I wrote this when the Saddam statue fell in Baghdad earlier this year.
I was at first hesitant to point to it as an accurate depiction of my feelings about yesterday's capture of Saddam Hussein, because a good chunk of the optimism that I had on that day is gone, but since Glenn & Andy refuse to put any work into formulating an original response -- and by "original" I mean "one that resists the by-now-Pavlovian instinct to go lefty bashing whenever something good happens to this country" -- I see no reason for me to do so either.
I would particularly like to emphasize this part:
"Looking around at some of the prominent war-supporters, I see that they have gotten it into their heads that victory in Iraq is somehow a defeat for everyone who did not actively support the war.

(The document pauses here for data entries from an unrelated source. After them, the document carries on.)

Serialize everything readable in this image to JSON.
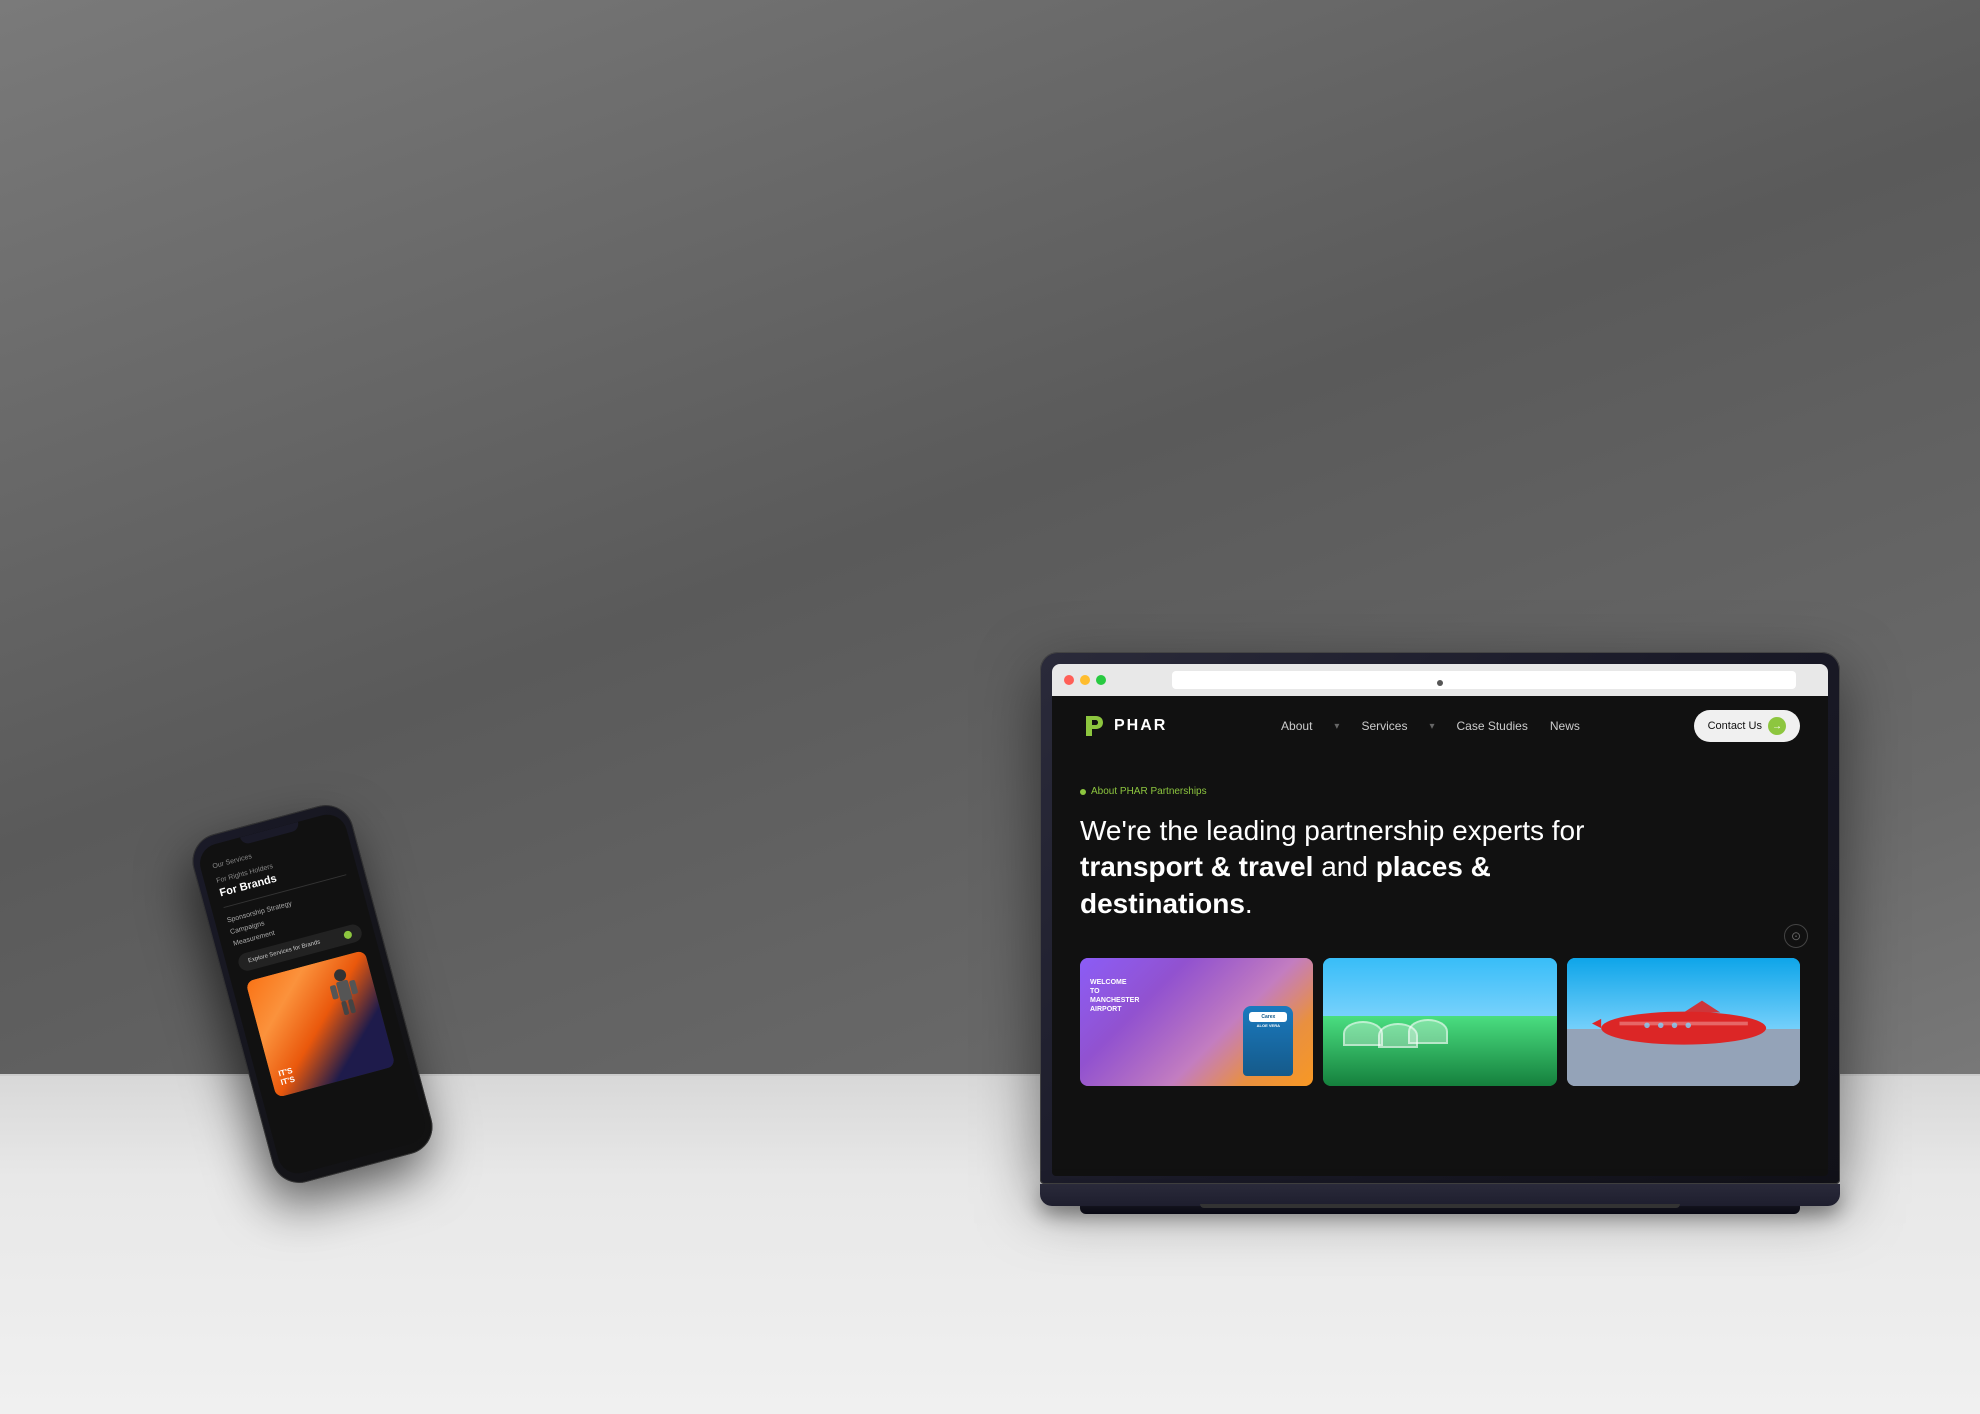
{
  "background": {
    "color": "#6a6a6a"
  },
  "laptop": {
    "browser": {
      "dots": [
        "red",
        "yellow",
        "green"
      ]
    },
    "website": {
      "logo": {
        "icon": "P",
        "text": "PHAR"
      },
      "nav": {
        "links": [
          {
            "label": "About",
            "hasDropdown": true
          },
          {
            "label": "Services",
            "hasDropdown": true
          },
          {
            "label": "Case Studies",
            "hasDropdown": false
          },
          {
            "label": "News",
            "hasDropdown": false
          }
        ],
        "cta": {
          "label": "Contact Us",
          "arrow": "→"
        }
      },
      "hero": {
        "about_label": "About PHAR Partnerships",
        "heading_normal": "We're the leading partnership experts for",
        "heading_bold_1": "transport & travel",
        "heading_connector": "and",
        "heading_bold_2": "places & destinations",
        "heading_end": "."
      },
      "images": [
        {
          "alt": "Manchester Airport Carex campaign",
          "description": "Purple interior with Carex bottle display"
        },
        {
          "alt": "Eden Project domes landscape",
          "description": "Green landscape with geodesic domes"
        },
        {
          "alt": "Red airplane on tarmac",
          "description": "Red airline aircraft on runway"
        }
      ]
    }
  },
  "phone": {
    "nav_back": "Our Services",
    "for_rights": "For Rights Holders",
    "for_brands": "For Brands",
    "menu_items": [
      "Sponsorship Strategy",
      "Campaigns",
      "Measurement"
    ],
    "cta": {
      "label": "Explore Services for Brands"
    },
    "image_alt": "Indoor action sports venue"
  }
}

Haughty "I-told-you-so"s are currently streaming forth from the likes of Glenn Reynolds, Andrew Sullivan, and virtually the entire staff of the National Review- each one of them more venomous than the last, and each one promoting the dishonest and divisive notion that those who opposed the war are made unhappy by the images of Iraqis dancing on Saddam's fallen statues.
They say these things as if we had less to lose than they did if things went poorly in Iraq, or that we somehow gain less than they do from the fall of Saddam.
I reject this idea, and I condemn the politically motivated liars who advocate it. Regardless of how we feel about this war and its prosecution, we are all American citizens, and we all stand to gain or lose equally from our actions in Iraq.
We who were against this war disapproved, for various reasons, of the risk the administration took, but because our well-being was just as much at risk as those who approved, we have every reason -- and every right -- to celebrate the fact that it has apparently gone well, even as we acknowledge the dangers and hardships that lie ahead.
And damn what the liars say."